*** DATASET ***
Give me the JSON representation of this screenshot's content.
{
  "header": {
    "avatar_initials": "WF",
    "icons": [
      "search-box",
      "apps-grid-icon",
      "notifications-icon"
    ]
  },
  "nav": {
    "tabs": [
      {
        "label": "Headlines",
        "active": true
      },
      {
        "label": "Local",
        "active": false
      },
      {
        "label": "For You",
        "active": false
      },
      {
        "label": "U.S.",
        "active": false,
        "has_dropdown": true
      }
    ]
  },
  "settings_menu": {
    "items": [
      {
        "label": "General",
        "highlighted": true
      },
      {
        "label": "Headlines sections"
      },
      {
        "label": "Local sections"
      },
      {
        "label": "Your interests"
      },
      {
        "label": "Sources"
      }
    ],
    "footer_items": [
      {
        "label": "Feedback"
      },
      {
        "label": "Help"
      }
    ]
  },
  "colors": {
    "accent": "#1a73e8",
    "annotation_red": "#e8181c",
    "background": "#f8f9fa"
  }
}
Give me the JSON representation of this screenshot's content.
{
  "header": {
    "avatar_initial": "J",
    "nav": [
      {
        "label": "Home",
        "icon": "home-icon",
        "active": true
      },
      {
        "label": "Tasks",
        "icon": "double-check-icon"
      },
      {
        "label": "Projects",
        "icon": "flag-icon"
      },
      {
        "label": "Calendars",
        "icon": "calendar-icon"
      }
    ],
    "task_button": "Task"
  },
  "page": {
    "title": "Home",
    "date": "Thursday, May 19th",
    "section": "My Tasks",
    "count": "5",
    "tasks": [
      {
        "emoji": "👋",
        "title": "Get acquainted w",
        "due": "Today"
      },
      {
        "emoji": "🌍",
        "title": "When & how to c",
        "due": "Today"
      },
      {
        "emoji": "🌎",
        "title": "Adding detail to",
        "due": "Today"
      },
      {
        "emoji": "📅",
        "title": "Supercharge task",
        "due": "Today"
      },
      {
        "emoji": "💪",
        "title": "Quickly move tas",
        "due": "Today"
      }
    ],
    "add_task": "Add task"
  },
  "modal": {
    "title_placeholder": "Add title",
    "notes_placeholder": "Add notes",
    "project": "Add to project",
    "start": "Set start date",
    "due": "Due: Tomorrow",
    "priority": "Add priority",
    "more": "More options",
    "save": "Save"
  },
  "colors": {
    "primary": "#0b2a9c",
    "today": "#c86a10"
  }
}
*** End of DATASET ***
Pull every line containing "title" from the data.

**RESULT OF THIS EXERCISE**.
    "title": "Home",
        "title": "Get acquainted w",
        "title": "When & how to c",
        "title": "Adding detail to",
        "title": "Supercharge task",
        "title": "Quickly move tas",
    "title_placeholder": "Add title",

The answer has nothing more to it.